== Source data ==
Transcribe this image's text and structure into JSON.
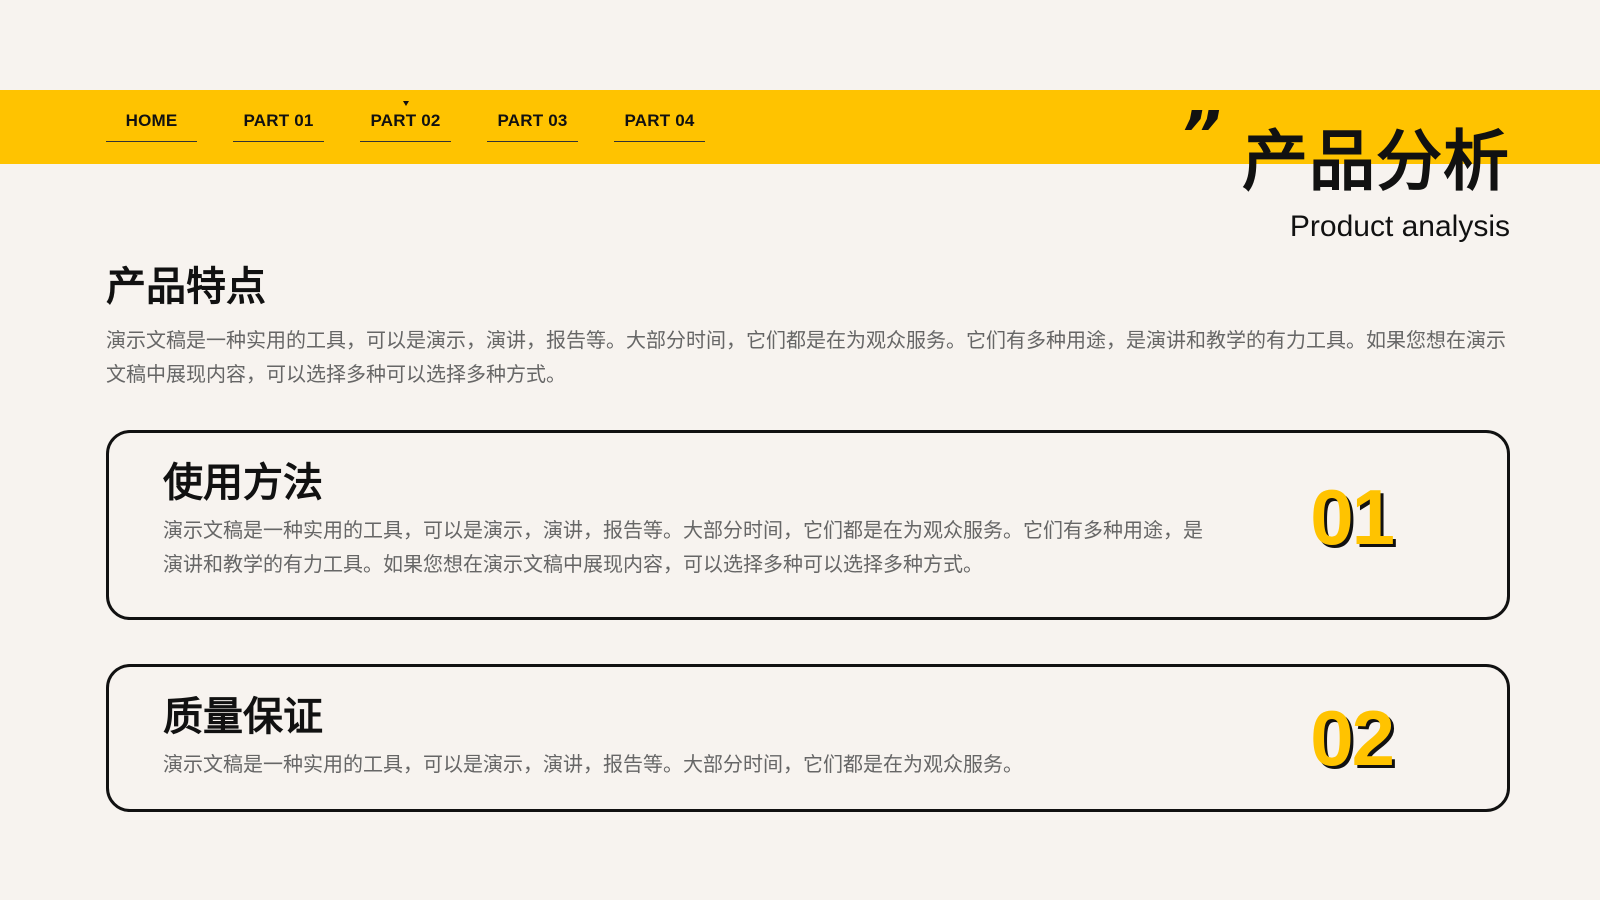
{
  "colors": {
    "accent": "#ffc300",
    "background": "#f7f3ef",
    "text": "#111111",
    "muted_text": "#666666"
  },
  "nav": {
    "items": [
      {
        "label": "HOME"
      },
      {
        "label": "PART 01"
      },
      {
        "label": "PART 02",
        "active": true
      },
      {
        "label": "PART 03"
      },
      {
        "label": "PART 04"
      }
    ]
  },
  "header": {
    "quote_mark": "”",
    "title": "产品分析",
    "subtitle": "Product analysis"
  },
  "section": {
    "title": "产品特点",
    "description": "演示文稿是一种实用的工具，可以是演示，演讲，报告等。大部分时间，它们都是在为观众服务。它们有多种用途，是演讲和教学的有力工具。如果您想在演示文稿中展现内容，可以选择多种可以选择多种方式。"
  },
  "cards": [
    {
      "title": "使用方法",
      "description": "演示文稿是一种实用的工具，可以是演示，演讲，报告等。大部分时间，它们都是在为观众服务。它们有多种用途，是演讲和教学的有力工具。如果您想在演示文稿中展现内容，可以选择多种可以选择多种方式。",
      "number": "01"
    },
    {
      "title": "质量保证",
      "description": "演示文稿是一种实用的工具，可以是演示，演讲，报告等。大部分时间，它们都是在为观众服务。",
      "number": "02"
    }
  ]
}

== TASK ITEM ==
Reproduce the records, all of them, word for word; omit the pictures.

== TASK RESPONSE ==
Transcribe this image's text and structure into JSON.
{
  "colors": {
    "accent": "#ffc300",
    "background": "#f7f3ef",
    "text": "#111111",
    "muted_text": "#666666"
  },
  "nav": {
    "items": [
      {
        "label": "HOME"
      },
      {
        "label": "PART 01"
      },
      {
        "label": "PART 02",
        "active": true
      },
      {
        "label": "PART 03"
      },
      {
        "label": "PART 04"
      }
    ]
  },
  "header": {
    "quote_mark": "”",
    "title": "产品分析",
    "subtitle": "Product analysis"
  },
  "section": {
    "title": "产品特点",
    "description": "演示文稿是一种实用的工具，可以是演示，演讲，报告等。大部分时间，它们都是在为观众服务。它们有多种用途，是演讲和教学的有力工具。如果您想在演示文稿中展现内容，可以选择多种可以选择多种方式。"
  },
  "cards": [
    {
      "title": "使用方法",
      "description": "演示文稿是一种实用的工具，可以是演示，演讲，报告等。大部分时间，它们都是在为观众服务。它们有多种用途，是演讲和教学的有力工具。如果您想在演示文稿中展现内容，可以选择多种可以选择多种方式。",
      "number": "01"
    },
    {
      "title": "质量保证",
      "description": "演示文稿是一种实用的工具，可以是演示，演讲，报告等。大部分时间，它们都是在为观众服务。",
      "number": "02"
    }
  ]
}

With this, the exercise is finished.